The release of what thousands of hospitals charge for their most common procedures last spring has done little to provide greater price transparency, according to the Journal of the American Medical Association.
JAMA reports the pricing data released by the Department of Health and Human Services in May "barely tell the story surrounding charges and payments." The article noted that the differences in charges may be because the hospital has a residency program or may treat sicker patients than another hospital in the region. And because most insurance companies negotiate rates, it does not tell patients what their out-of-pocket costs may be.
The JAMA article did note that the data may be useful for uninsured patients, although it observed many hospitals will offer discounts to them.
The general lack of price transparency among hospitals appears to extend to even the most savviest consumers, the New York Times reported. Therese Allison, daughter of Gina Kolata, one of the nation's best-known science writers, could not get a specific quote for maternity care from two local hospitals in New Jersey for the birth of her third child.

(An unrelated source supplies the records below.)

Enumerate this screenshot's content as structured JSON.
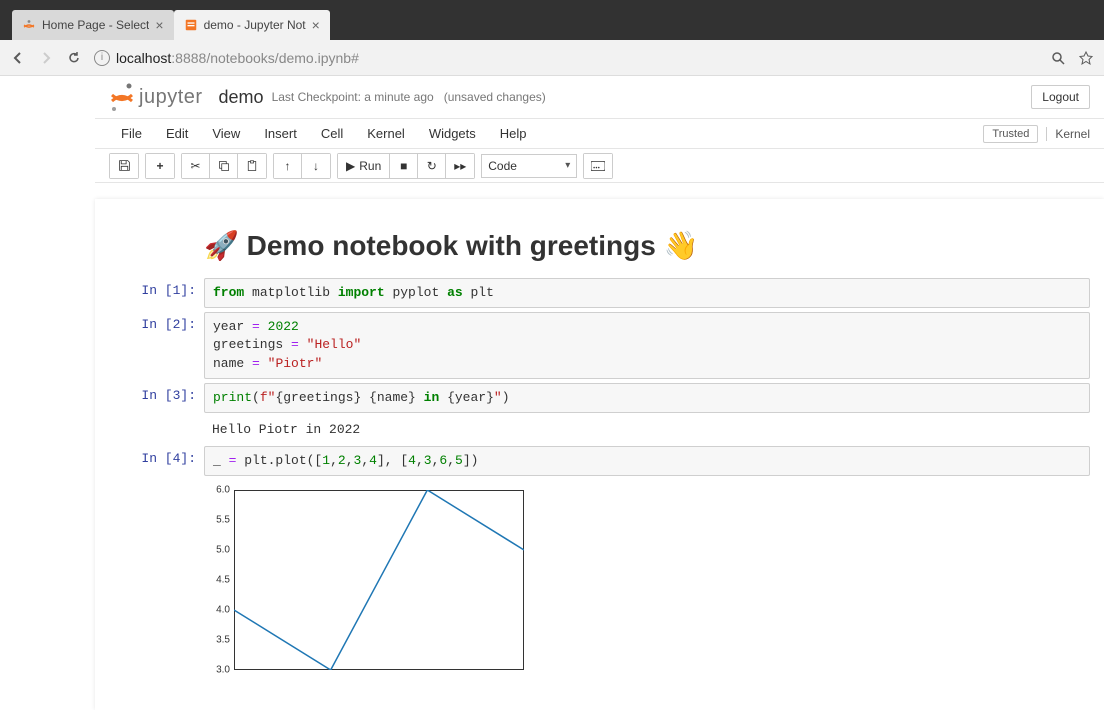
{
  "browser": {
    "tabs": [
      {
        "title": "Home Page - Select",
        "active": false
      },
      {
        "title": "demo - Jupyter Not",
        "active": true
      }
    ],
    "url_host": "localhost",
    "url_port": ":8888",
    "url_path": "/notebooks/demo.ipynb#"
  },
  "header": {
    "logo": "jupyter",
    "notebook_name": "demo",
    "checkpoint_prefix": "Last Checkpoint:",
    "checkpoint_time": "a minute ago",
    "autosave": "(unsaved changes)",
    "logout": "Logout"
  },
  "menus": [
    "File",
    "Edit",
    "View",
    "Insert",
    "Cell",
    "Kernel",
    "Widgets",
    "Help"
  ],
  "trusted": "Trusted",
  "kernel": "Kernel",
  "toolbar": {
    "run_label": "Run",
    "cell_type": "Code"
  },
  "cells": {
    "title_md": "🚀 Demo notebook with greetings 👋",
    "in1_prompt": "In [1]:",
    "in2_prompt": "In [2]:",
    "in3_prompt": "In [3]:",
    "in4_prompt": "In [4]:",
    "out3_text": "Hello Piotr in 2022"
  },
  "chart_data": {
    "type": "line",
    "x": [
      1,
      2,
      3,
      4
    ],
    "values": [
      4,
      3,
      6,
      5
    ],
    "yticks": [
      "3.0",
      "3.5",
      "4.0",
      "4.5",
      "5.0",
      "5.5",
      "6.0"
    ],
    "xlim": [
      1,
      4
    ],
    "ylim": [
      3.0,
      6.0
    ],
    "title": "",
    "xlabel": "",
    "ylabel": ""
  }
}
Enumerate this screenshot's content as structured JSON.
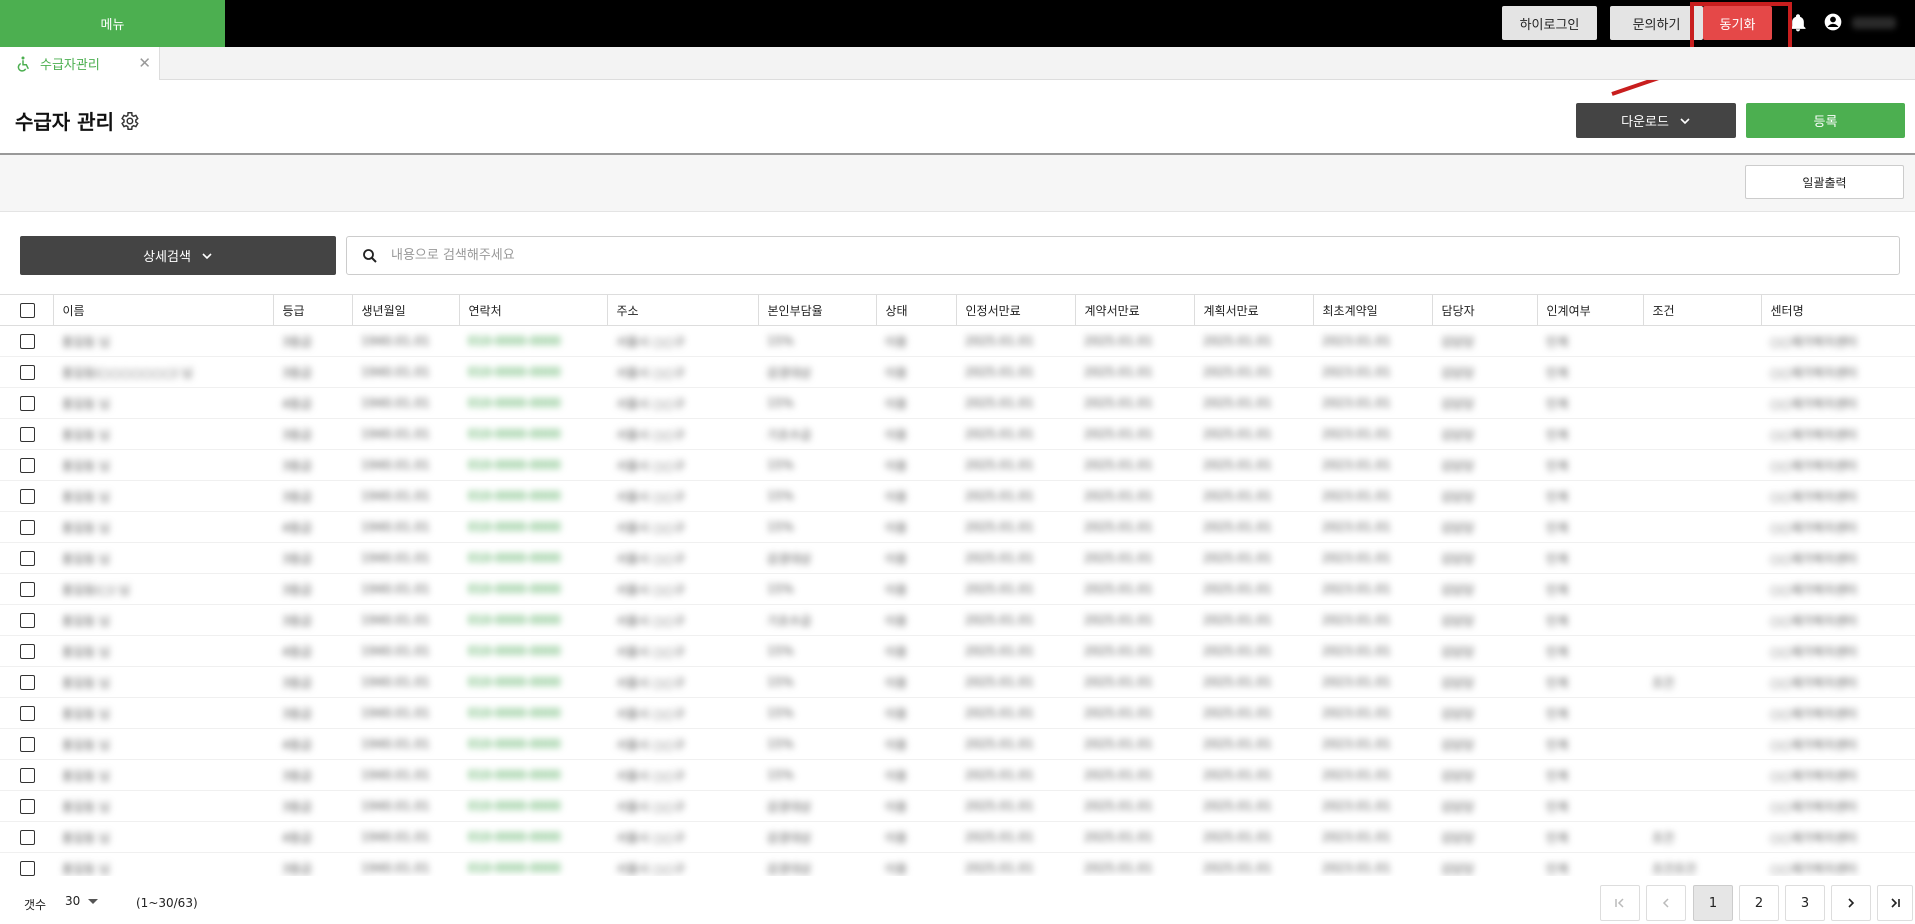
{
  "topbar": {
    "menu_label": "메뉴",
    "remote_login": "하이로그인",
    "inquiry": "문의하기",
    "sync": "동기화",
    "icons": [
      "bell-icon",
      "account-icon"
    ]
  },
  "tab": {
    "label": "수급자관리",
    "icon": "wheelchair-icon",
    "close": "✕"
  },
  "page": {
    "title": "수급자 관리",
    "download_label": "다운로드",
    "register_label": "등록",
    "bulk_print_label": "일괄출력"
  },
  "search": {
    "detail_label": "상세검색",
    "placeholder": "내용으로 검색해주세요"
  },
  "table": {
    "columns": [
      "이름",
      "등급",
      "생년월일",
      "연락처",
      "주소",
      "본인부담율",
      "상태",
      "인정서만료",
      "계약서만료",
      "계획서만료",
      "최초계약일",
      "담당자",
      "인계여부",
      "조건",
      "센터명"
    ],
    "rows": [
      [
        "홍길동 님",
        "3등급",
        "1940.01.01",
        "010-0000-0000",
        "서울시 ○○구",
        "15%",
        "이용",
        "2025.01.01",
        "2025.01.01",
        "2025.01.01",
        "2023.01.01",
        "김담당",
        "인계",
        "",
        "○○재가복지센터"
      ],
      [
        "홍길동(○○○○○○○) 님",
        "3등급",
        "1940.01.01",
        "010-0000-0000",
        "서울시 ○○구",
        "감경대상",
        "이용",
        "2025.01.01",
        "2025.01.01",
        "2025.01.01",
        "2023.01.01",
        "김담당",
        "인계",
        "",
        "○○재가복지센터"
      ],
      [
        "홍길동 님",
        "4등급",
        "1940.01.01",
        "010-0000-0000",
        "서울시 ○○구",
        "15%",
        "이용",
        "2025.01.01",
        "2025.01.01",
        "2025.01.01",
        "2023.01.01",
        "김담당",
        "인계",
        "",
        "○○재가복지센터"
      ],
      [
        "홍길동 님",
        "3등급",
        "1940.01.01",
        "010-0000-0000",
        "서울시 ○○구",
        "기초수급",
        "이용",
        "2025.01.01",
        "2025.01.01",
        "2025.01.01",
        "2023.01.01",
        "김담당",
        "인계",
        "",
        "○○재가복지센터"
      ],
      [
        "홍길동 님",
        "3등급",
        "1940.01.01",
        "010-0000-0000",
        "서울시 ○○구",
        "15%",
        "이용",
        "2025.01.01",
        "2025.01.01",
        "2025.01.01",
        "2023.01.01",
        "김담당",
        "인계",
        "",
        "○○재가복지센터"
      ],
      [
        "홍길동 님",
        "3등급",
        "1940.01.01",
        "010-0000-0000",
        "서울시 ○○구",
        "15%",
        "이용",
        "2025.01.01",
        "2025.01.01",
        "2025.01.01",
        "2023.01.01",
        "김담당",
        "인계",
        "",
        "○○재가복지센터"
      ],
      [
        "홍길동 님",
        "4등급",
        "1940.01.01",
        "010-0000-0000",
        "서울시 ○○구",
        "15%",
        "이용",
        "2025.01.01",
        "2025.01.01",
        "2025.01.01",
        "2023.01.01",
        "김담당",
        "인계",
        "",
        "○○재가복지센터"
      ],
      [
        "홍길동 님",
        "3등급",
        "1940.01.01",
        "010-0000-0000",
        "서울시 ○○구",
        "감경대상",
        "이용",
        "2025.01.01",
        "2025.01.01",
        "2025.01.01",
        "2023.01.01",
        "김담당",
        "인계",
        "",
        "○○재가복지센터"
      ],
      [
        "홍길동(○) 님",
        "3등급",
        "1940.01.01",
        "010-0000-0000",
        "서울시 ○○구",
        "15%",
        "이용",
        "2025.01.01",
        "2025.01.01",
        "2025.01.01",
        "2023.01.01",
        "김담당",
        "인계",
        "",
        "○○재가복지센터"
      ],
      [
        "홍길동 님",
        "3등급",
        "1940.01.01",
        "010-0000-0000",
        "서울시 ○○구",
        "기초수급",
        "이용",
        "2025.01.01",
        "2025.01.01",
        "2025.01.01",
        "2023.01.01",
        "김담당",
        "인계",
        "",
        "○○재가복지센터"
      ],
      [
        "홍길동 님",
        "4등급",
        "1940.01.01",
        "010-0000-0000",
        "서울시 ○○구",
        "15%",
        "이용",
        "2025.01.01",
        "2025.01.01",
        "2025.01.01",
        "2023.01.01",
        "김담당",
        "인계",
        "",
        "○○재가복지센터"
      ],
      [
        "홍길동 님",
        "3등급",
        "1940.01.01",
        "010-0000-0000",
        "서울시 ○○구",
        "15%",
        "이용",
        "2025.01.01",
        "2025.01.01",
        "2025.01.01",
        "2023.01.01",
        "김담당",
        "인계",
        "조건",
        "○○재가복지센터"
      ],
      [
        "홍길동 님",
        "3등급",
        "1940.01.01",
        "010-0000-0000",
        "서울시 ○○구",
        "15%",
        "이용",
        "2025.01.01",
        "2025.01.01",
        "2025.01.01",
        "2023.01.01",
        "김담당",
        "인계",
        "",
        "○○재가복지센터"
      ],
      [
        "홍길동 님",
        "4등급",
        "1940.01.01",
        "010-0000-0000",
        "서울시 ○○구",
        "15%",
        "이용",
        "2025.01.01",
        "2025.01.01",
        "2025.01.01",
        "2023.01.01",
        "김담당",
        "인계",
        "",
        "○○재가복지센터"
      ],
      [
        "홍길동 님",
        "3등급",
        "1940.01.01",
        "010-0000-0000",
        "서울시 ○○구",
        "15%",
        "이용",
        "2025.01.01",
        "2025.01.01",
        "2025.01.01",
        "2023.01.01",
        "김담당",
        "인계",
        "",
        "○○재가복지센터"
      ],
      [
        "홍길동 님",
        "3등급",
        "1940.01.01",
        "010-0000-0000",
        "서울시 ○○구",
        "감경대상",
        "이용",
        "2025.01.01",
        "2025.01.01",
        "2025.01.01",
        "2023.01.01",
        "김담당",
        "인계",
        "",
        "○○재가복지센터"
      ],
      [
        "홍길동 님",
        "4등급",
        "1940.01.01",
        "010-0000-0000",
        "서울시 ○○구",
        "감경대상",
        "이용",
        "2025.01.01",
        "2025.01.01",
        "2025.01.01",
        "2023.01.01",
        "김담당",
        "인계",
        "조건",
        "○○재가복지센터"
      ],
      [
        "홍길동 님",
        "3등급",
        "1940.01.01",
        "010-0000-0000",
        "서울시 ○○구",
        "감경대상",
        "이용",
        "2025.01.01",
        "2025.01.01",
        "2025.01.01",
        "2023.01.01",
        "김담당",
        "인계",
        "조건조건",
        "○○재가복지센터"
      ]
    ]
  },
  "footer": {
    "count_label": "갯수",
    "count_value": "30",
    "range": "(1~30/63)",
    "pages": [
      "1",
      "2",
      "3"
    ],
    "current_page": "1"
  },
  "colors": {
    "brand_green": "#4caf50",
    "sync_red": "#e54848",
    "annotation_red": "#c81e1e"
  }
}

Uwe Reinhardt, perhaps the best known healthcare economist in the nation, told the NYT hospitals are not obliged to tell patients their prices. Like Allison, he had a similar experience two years ago when he was chairing the New Jersey Commission on Hospitals.
"My wife, at my behest, tried to get a price for a normal delivery from the Princeton Medical Center," Reinhardt told the newspaper. "She pretended to be an uninsured entrepreneur earning $80,000 a year. She got nowhere. I then called to try out a colonoscopy. I got nowhere too."